understatement to say that CommCore clients don’t usually like being profiled
by “60 Minutes,” which continues to provide more probing journalism than most
other broadcast and cable news programs. We would counsel them that its recent
lapses in accuracy and adversarial tone likely do not indicate a long term
softening of “60 Minutes’” standards. As Carter concludes, “’60 Minutes’ is a
calling, not an assignment, and the program should not be the kind of outfit
that leaves its skepticism at the door to get inside.”
Labels: 60 minutes, Andy Gilman, Benghazi, Bill Carter, CBS, Critics, media, NY Times, Reputation
Only 500 Twitter followers??
I’ll bet a few days ago former PR executive Justine
Sacco thought that having only 500 twitter followers was a safe way to stay
under the radar. After all, there are almost 150 million people who
follow the combined Twitter accounts of Katy Perry, Justin Bieber, and Lady
In case you hadn’t seen any news
, Sacco’s tweet on Friday read ‘round the world said:
"Going to Africa. Hope I don't get AIDS. Just
kidding. I'm white!”. She sent it just before boarding a vacation flight
to South Africa. It went viral, garnering countless re tweets and
eliciting thousands of angry responses. Her employer, IAC quickly distanced
itself and then fired Sacco within hours. She has since
too little, too late.
The moral of the story: In the old days (five years
ago), a small or local communications blunder would most likely fly under the
radar. Now there’s no such thing as local news. As Ms. Sacco can
attest, having only 500 twitter followers can lead to a fast and worldwide
career disaster. A company’s reputation can suffer the same fate because
with the viral nature of social media, bad
news travels at the speed of light.
Labels: CommCore. Public Relations, crisis communications, dale weiss, Dallas, DC, IAC, Justine Sacco, media training, Twitter, Washington
A&E Can’t Duck This One.
Is anyone really surprised that Duck Dynasty patriarch Phil
bashing the gay community?
The real story will be how A&E handles the backlash coming from all
The LBGT community is praising
the network’s decision to suspend Robertson for his comments.
However on the other side,
Louisiana Gov. Bobby Jindal expressed support
for the "Duck Commander" patriarch, as did former GOP vice
presidential candidate Sarah Palin, conservative talk show host Glenn Beck and
In fact there’s a Facebook
demanding Robertson's return with more than 600,000 "likes".
is spreading across Twitter.
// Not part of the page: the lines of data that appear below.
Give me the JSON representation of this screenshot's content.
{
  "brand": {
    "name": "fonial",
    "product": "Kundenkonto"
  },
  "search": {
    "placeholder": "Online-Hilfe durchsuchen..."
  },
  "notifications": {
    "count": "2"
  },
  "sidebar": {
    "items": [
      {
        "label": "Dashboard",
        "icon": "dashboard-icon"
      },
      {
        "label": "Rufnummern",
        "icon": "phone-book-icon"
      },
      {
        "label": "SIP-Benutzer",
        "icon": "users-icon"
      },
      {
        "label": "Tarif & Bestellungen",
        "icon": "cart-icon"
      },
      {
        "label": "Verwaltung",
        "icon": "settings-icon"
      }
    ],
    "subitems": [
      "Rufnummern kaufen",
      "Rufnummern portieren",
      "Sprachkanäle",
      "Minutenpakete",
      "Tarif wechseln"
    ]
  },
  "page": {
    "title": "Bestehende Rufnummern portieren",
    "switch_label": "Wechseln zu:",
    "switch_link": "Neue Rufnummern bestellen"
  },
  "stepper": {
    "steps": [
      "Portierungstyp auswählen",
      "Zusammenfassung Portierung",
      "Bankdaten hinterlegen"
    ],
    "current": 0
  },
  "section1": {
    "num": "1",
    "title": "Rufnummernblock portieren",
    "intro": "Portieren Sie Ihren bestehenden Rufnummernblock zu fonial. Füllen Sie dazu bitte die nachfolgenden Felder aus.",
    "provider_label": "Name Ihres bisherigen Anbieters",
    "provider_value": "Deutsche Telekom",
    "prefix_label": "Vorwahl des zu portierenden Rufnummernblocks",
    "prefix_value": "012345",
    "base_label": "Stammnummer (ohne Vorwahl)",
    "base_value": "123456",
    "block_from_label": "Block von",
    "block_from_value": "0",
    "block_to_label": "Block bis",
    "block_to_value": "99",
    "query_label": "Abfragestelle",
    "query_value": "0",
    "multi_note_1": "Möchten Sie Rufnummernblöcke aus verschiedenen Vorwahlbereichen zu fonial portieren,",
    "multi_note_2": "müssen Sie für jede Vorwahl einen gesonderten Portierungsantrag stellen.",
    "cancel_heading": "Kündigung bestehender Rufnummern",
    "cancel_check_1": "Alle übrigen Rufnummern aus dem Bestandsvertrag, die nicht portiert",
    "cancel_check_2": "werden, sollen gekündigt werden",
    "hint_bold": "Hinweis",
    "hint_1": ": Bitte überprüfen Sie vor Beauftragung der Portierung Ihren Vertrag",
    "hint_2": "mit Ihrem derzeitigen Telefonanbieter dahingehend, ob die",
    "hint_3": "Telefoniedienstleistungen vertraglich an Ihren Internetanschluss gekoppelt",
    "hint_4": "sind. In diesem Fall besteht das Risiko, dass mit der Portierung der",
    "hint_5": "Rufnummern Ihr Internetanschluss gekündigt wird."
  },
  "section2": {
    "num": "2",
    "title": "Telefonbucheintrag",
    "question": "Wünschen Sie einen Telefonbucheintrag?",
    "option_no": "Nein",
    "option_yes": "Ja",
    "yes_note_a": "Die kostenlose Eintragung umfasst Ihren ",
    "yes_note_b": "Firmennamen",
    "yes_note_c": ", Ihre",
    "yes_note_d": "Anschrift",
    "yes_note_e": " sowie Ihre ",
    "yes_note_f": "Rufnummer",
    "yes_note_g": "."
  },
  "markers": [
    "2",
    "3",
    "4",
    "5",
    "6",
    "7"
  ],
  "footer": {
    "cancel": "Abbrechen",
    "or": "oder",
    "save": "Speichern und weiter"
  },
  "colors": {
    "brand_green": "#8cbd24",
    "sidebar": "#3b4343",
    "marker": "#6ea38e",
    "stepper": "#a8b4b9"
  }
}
A&E is caught in a real dilemma involving one of the highest
rated shows ever to appear on cable.
There is no simple solution to this mess. We advise clients caught in this type of
trap to continually monitor all social media channels for trends that can
appear within minutes. In addition they
need have their crisis team ready to respond as needed.
Labels: A&E, CommCore, crisis communications, dale weiss, Dallas, Duck Dynasty, media training
Lessons From the Year's Worst CEOs
Turnarounds of ailing companies are high-risk
propositions for Chief Executives. Whether it's making the wrong moves like
J.C. Penney's Ron Johnson, acting like nothing is wrong like Blackberry's
Thorsten Heins, or having no understanding of
his new business sector like Sears' Eddie Lampert, failure will be
second-guessed by all internal and external stakeholders.
Steve Ballmer's prior successes as the number 2 at Microsoft didn't spare him from criticism for too many "me-too" Windows products that didn't do well against more exciting and cutting-edge Apple and Google products.
At CommCore we know that no amount of communications skills
can compensate for a CEO’s poor leadership and disappointing results. But we also know that a strong communicator can positively
leverage his or her image as the face of the company or the brand:
- Be visible and transparent with all internal and
external stakeholders, whether the news is good or bad. Results are the
ultimate bottom line, but credibility and trustworthiness are valuable
- Know your Achilles
Heels, and fix them. Self-awareness of one's leadership style is a crucial
characteristic of a successful Chief Executive.
- If you understand
the news media, you can project leadership in difficult times and perhaps
buy yourself more time to correct the situation.
Labels: CEO communications, CEO ratings, CommCore, Executive Leadership, media training, public relations, Sydney Finkelstein